Violent Soho throw everything they have into their live shows, but all they received early on this occasion was an uncharacteristically mellow audience; that was until some fresh cuts reared their heads. Given that it took for Like Soda to completely tear Violent Soho's set open, it seems that when Waco drops, we're going to be in for a treat. The Mansfield boys still managed to live up to being the drawcard of the bill for many, as circle pits shot clouds of dust up, and bodies tumbled over the barrier, the crammed set working through Saramona Said, Fur Eyes, Viceroy and festival favourite Covered In Chrome with a fierce energy.

A lone dancer took to the stage, busted some kick-arse moves, then was joined by Grimes, a percussionist and another dancer to kick off one of Laneway's most original sets. Dropping samples, keyboards, guitar and vocals into the mix, Grimes banged out her unique brand of electronica, coupled with her extraordinary vocals, giving the huge crowd a taste of what four women can do.

Their slightly delayed start only built the air of anticipation for Beach House. A blacked out stage, illuminated by flickering star lights in the background, drew a looming silhouette of the performers as the sounds of PPP washed over the crowd. As vocalist Victoria Legrand stated herself, "The night has fallen and you must relax." It certainly wasn't a hard task, with the dreamy waves of Space Song and Wishes drifting over the spellbound audience.
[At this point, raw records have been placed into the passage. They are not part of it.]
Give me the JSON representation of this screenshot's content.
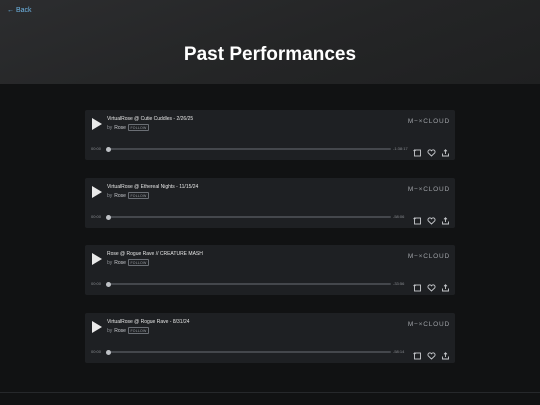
{
  "nav": {
    "back_label": "← Back"
  },
  "page": {
    "title": "Past Performances"
  },
  "brand": "M−×CLOUD",
  "players": [
    {
      "title": "VirtualRose @ Cutie Cuddles - 2/26/25",
      "by": "by",
      "artist": "Rose",
      "follow": "FOLLOW",
      "time_elapsed": "00:00",
      "time_remaining": "-1:38:17",
      "progress": 0
    },
    {
      "title": "VirtualRose @ Ethereal Nights - 11/15/24",
      "by": "by",
      "artist": "Rose",
      "follow": "FOLLOW",
      "time_elapsed": "00:00",
      "time_remaining": "-58:06",
      "progress": 0
    },
    {
      "title": "Rose @ Rogue Rave // CREATURE MASH",
      "by": "by",
      "artist": "Rose",
      "follow": "FOLLOW",
      "time_elapsed": "00:00",
      "time_remaining": "-33:56",
      "progress": 0
    },
    {
      "title": "VirtualRose @ Rogue Rave - 8/31/24",
      "by": "by",
      "artist": "Rose",
      "follow": "FOLLOW",
      "time_elapsed": "00:00",
      "time_remaining": "-58:14",
      "progress": 0
    }
  ],
  "icons": {
    "play": "play-icon",
    "repost": "repost-icon",
    "like": "heart-icon",
    "share": "share-icon"
  },
  "colors": {
    "background": "#111213",
    "header": "#262729",
    "player": "#1e2023",
    "link": "#6fb6e6",
    "title": "#ffffff"
  }
}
Chvrches drew a large crowd to the front of the Ferris Bueller stage and treated them all to a flawless set of Scottish synth pop. They kicked off with Never Ending Circles and took tracks off their two albums Every Open Eye and The Bones Of What You Believe; the crowd ate up every track. Their impressive light show complemented the set perfectly, leaving little doubt that they deserved one of the top billings of the festival.

A huge build-up promised much but resulted in a disappointing first drop as Flume hit the Ferris Wheel Stage for the final set of the night. The only way was up and thankfully Flume hit back hard from then on, lacing big vocal samples, industrial noise and fat synth to build a big, slow-burning set, lapped up by the happy crowd. A brilliant visual show, guest live vocals, a Lorde sample and amazing lights provided a fitting close to another successful Laneway festival.

With festivals falling by the wayside in recent years, Laneway is a shining example on how to do it right. With no discernible headliner, similar set times, a collaboration of artists and a great venue in Fremantle with easy access via public transport, Laneway may well continue very happily into the future.